What to produce:
Print the complete listing so that it matches the original exactly.

Input data:
^^^^^^^^

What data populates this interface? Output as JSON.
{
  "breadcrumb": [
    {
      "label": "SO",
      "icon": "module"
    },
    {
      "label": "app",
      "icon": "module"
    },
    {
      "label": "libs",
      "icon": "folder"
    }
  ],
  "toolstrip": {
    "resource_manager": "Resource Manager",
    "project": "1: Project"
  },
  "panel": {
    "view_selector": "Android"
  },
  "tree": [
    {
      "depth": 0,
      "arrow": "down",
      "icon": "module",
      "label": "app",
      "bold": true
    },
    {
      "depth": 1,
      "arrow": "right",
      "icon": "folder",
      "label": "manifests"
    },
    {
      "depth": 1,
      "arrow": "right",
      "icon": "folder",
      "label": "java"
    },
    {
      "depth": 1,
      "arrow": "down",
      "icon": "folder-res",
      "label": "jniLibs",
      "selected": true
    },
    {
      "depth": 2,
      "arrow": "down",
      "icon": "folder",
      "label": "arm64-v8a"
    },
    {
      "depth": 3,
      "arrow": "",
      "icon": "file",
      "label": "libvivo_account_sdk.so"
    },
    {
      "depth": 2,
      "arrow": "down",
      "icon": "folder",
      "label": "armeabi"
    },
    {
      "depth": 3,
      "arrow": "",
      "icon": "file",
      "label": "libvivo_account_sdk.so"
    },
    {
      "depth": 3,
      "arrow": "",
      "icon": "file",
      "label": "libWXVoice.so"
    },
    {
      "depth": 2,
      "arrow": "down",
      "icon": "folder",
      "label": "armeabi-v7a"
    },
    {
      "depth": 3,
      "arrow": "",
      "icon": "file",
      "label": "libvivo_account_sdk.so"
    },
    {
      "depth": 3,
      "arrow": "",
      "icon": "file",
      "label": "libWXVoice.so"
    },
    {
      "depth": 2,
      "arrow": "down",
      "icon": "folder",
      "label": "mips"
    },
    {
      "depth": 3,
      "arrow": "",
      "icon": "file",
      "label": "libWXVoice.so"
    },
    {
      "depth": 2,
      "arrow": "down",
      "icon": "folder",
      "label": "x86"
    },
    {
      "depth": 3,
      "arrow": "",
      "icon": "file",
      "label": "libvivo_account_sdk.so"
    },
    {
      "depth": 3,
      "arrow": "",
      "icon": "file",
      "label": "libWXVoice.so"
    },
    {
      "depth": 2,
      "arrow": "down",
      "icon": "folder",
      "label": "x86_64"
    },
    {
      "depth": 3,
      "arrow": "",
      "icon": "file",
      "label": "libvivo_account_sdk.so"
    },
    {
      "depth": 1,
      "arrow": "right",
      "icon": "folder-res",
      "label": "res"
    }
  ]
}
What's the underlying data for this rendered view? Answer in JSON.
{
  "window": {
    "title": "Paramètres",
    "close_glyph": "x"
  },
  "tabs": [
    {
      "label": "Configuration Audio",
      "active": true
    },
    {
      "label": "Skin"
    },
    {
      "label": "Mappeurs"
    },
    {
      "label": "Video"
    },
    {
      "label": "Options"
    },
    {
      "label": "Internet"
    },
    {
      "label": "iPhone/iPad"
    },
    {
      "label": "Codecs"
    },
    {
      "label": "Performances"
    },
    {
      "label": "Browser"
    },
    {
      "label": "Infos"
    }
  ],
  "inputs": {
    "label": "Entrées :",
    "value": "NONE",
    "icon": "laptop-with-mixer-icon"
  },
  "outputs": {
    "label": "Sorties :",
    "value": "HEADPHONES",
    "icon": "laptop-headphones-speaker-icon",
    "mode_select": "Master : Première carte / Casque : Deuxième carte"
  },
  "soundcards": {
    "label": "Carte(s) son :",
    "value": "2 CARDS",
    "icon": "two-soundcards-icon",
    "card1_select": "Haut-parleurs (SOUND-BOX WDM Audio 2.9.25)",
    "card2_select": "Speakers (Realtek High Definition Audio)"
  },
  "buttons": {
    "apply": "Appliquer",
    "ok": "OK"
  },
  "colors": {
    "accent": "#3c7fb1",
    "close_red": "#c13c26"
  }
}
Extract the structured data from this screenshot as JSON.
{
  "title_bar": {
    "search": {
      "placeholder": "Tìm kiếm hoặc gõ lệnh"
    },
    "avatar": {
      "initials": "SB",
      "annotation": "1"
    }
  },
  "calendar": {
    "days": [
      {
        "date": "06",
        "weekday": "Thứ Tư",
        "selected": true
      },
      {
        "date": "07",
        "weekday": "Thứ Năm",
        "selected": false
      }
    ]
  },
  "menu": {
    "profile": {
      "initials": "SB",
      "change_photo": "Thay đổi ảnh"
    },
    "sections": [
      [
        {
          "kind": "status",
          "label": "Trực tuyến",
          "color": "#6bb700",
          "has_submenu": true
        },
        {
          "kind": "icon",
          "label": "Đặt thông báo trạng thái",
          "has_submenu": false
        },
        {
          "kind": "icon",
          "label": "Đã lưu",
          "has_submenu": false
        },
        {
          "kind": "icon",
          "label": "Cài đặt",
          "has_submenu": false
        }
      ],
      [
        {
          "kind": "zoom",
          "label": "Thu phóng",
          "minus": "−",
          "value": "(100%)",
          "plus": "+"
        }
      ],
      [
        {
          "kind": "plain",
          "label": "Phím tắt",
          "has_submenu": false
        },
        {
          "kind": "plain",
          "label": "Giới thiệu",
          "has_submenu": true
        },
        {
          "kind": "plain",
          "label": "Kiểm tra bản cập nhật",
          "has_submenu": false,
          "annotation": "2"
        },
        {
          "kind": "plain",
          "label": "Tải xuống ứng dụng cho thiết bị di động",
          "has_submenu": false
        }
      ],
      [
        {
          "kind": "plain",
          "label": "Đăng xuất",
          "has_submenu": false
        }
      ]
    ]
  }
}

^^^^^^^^

Finished task:
What data populates this interface? Output as JSON.
{
  "breadcrumb": [
    {
      "label": "SO",
      "icon": "module"
    },
    {
      "label": "app",
      "icon": "module"
    },
    {
      "label": "libs",
      "icon": "folder"
    }
  ],
  "toolstrip": {
    "resource_manager": "Resource Manager",
    "project": "1: Project"
  },
  "panel": {
    "view_selector": "Android"
  },
  "tree": [
    {
      "depth": 0,
      "arrow": "down",
      "icon": "module",
      "label": "app",
      "bold": true
    },
    {
      "depth": 1,
      "arrow": "right",
      "icon": "folder",
      "label": "manifests"
    },
    {
      "depth": 1,
      "arrow": "right",
      "icon": "folder",
      "label": "java"
    },
    {
      "depth": 1,
      "arrow": "down",
      "icon": "folder-res",
      "label": "jniLibs",
      "selected": true
    },
    {
      "depth": 2,
      "arrow": "down",
      "icon": "folder",
      "label": "arm64-v8a"
    },
    {
      "depth": 3,
      "arrow": "",
      "icon": "file",
      "label": "libvivo_account_sdk.so"
    },
    {
      "depth": 2,
      "arrow": "down",
      "icon": "folder",
      "label": "armeabi"
    },
    {
      "depth": 3,
      "arrow": "",
      "icon": "file",
      "label": "libvivo_account_sdk.so"
    },
    {
      "depth": 3,
      "arrow": "",
      "icon": "file",
      "label": "libWXVoice.so"
    },
    {
      "depth": 2,
      "arrow": "down",
      "icon": "folder",
      "label": "armeabi-v7a"
    },
    {
      "depth": 3,
      "arrow": "",
      "icon": "file",
      "label": "libvivo_account_sdk.so"
    },
    {
      "depth": 3,
      "arrow": "",
      "icon": "file",
      "label": "libWXVoice.so"
    },
    {
      "depth": 2,
      "arrow": "down",
      "icon": "folder",
      "label": "mips"
    },
    {
      "depth": 3,
      "arrow": "",
      "icon": "file",
      "label": "libWXVoice.so"
    },
    {
      "depth": 2,
      "arrow": "down",
      "icon": "folder",
      "label": "x86"
    },
    {
      "depth": 3,
      "arrow": "",
      "icon": "file",
      "label": "libvivo_account_sdk.so"
    },
    {
      "depth": 3,
      "arrow": "",
      "icon": "file",
      "label": "libWXVoice.so"
    },
    {
      "depth": 2,
      "arrow": "down",
      "icon": "folder",
      "label": "x86_64"
    },
    {
      "depth": 3,
      "arrow": "",
      "icon": "file",
      "label": "libvivo_account_sdk.so"
    },
    {
      "depth": 1,
      "arrow": "right",
      "icon": "folder-res",
      "label": "res"
    }
  ]
}
What's the underlying data for this rendered view? Answer in JSON.
{
  "window": {
    "title": "Paramètres",
    "close_glyph": "x"
  },
  "tabs": [
    {
      "label": "Configuration Audio",
      "active": true
    },
    {
      "label": "Skin"
    },
    {
      "label": "Mappeurs"
    },
    {
      "label": "Video"
    },
    {
      "label": "Options"
    },
    {
      "label": "Internet"
    },
    {
      "label": "iPhone/iPad"
    },
    {
      "label": "Codecs"
    },
    {
      "label": "Performances"
    },
    {
      "label": "Browser"
    },
    {
      "label": "Infos"
    }
  ],
  "inputs": {
    "label": "Entrées :",
    "value": "NONE",
    "icon": "laptop-with-mixer-icon"
  },
  "outputs": {
    "label": "Sorties :",
    "value": "HEADPHONES",
    "icon": "laptop-headphones-speaker-icon",
    "mode_select": "Master : Première carte / Casque : Deuxième carte"
  },
  "soundcards": {
    "label": "Carte(s) son :",
    "value": "2 CARDS",
    "icon": "two-soundcards-icon",
    "card1_select": "Haut-parleurs (SOUND-BOX WDM Audio 2.9.25)",
    "card2_select": "Speakers (Realtek High Definition Audio)"
  },
  "buttons": {
    "apply": "Appliquer",
    "ok": "OK"
  },
  "colors": {
    "accent": "#3c7fb1",
    "close_red": "#c13c26"
  }
}
Extract the structured data from this screenshot as JSON.
{
  "title_bar": {
    "search": {
      "placeholder": "Tìm kiếm hoặc gõ lệnh"
    },
    "avatar": {
      "initials": "SB",
      "annotation": "1"
    }
  },
  "calendar": {
    "days": [
      {
        "date": "06",
        "weekday": "Thứ Tư",
        "selected": true
      },
      {
        "date": "07",
        "weekday": "Thứ Năm",
        "selected": false
      }
    ]
  },
  "menu": {
    "profile": {
      "initials": "SB",
      "change_photo": "Thay đổi ảnh"
    },
    "sections": [
      [
        {
          "kind": "status",
          "label": "Trực tuyến",
          "color": "#6bb700",
          "has_submenu": true
        },
        {
          "kind": "icon",
          "label": "Đặt thông báo trạng thái",
          "has_submenu": false
        },
        {
          "kind": "icon",
          "label": "Đã lưu",
          "has_submenu": false
        },
        {
          "kind": "icon",
          "label": "Cài đặt",
          "has_submenu": false
        }
      ],
      [
        {
          "kind": "zoom",
          "label": "Thu phóng",
          "minus": "−",
          "value": "(100%)",
          "plus": "+"
        }
      ],
      [
        {
          "kind": "plain",
          "label": "Phím tắt",
          "has_submenu": false
        },
        {
          "kind": "plain",
          "label": "Giới thiệu",
          "has_submenu": true
        },
        {
          "kind": "plain",
          "label": "Kiểm tra bản cập nhật",
          "has_submenu": false,
          "annotation": "2"
        },
        {
          "kind": "plain",
          "label": "Tải xuống ứng dụng cho thiết bị di động",
          "has_submenu": false
        }
      ],
      [
        {
          "kind": "plain",
          "label": "Đăng xuất",
          "has_submenu": false
        }
      ]
    ]
  }
}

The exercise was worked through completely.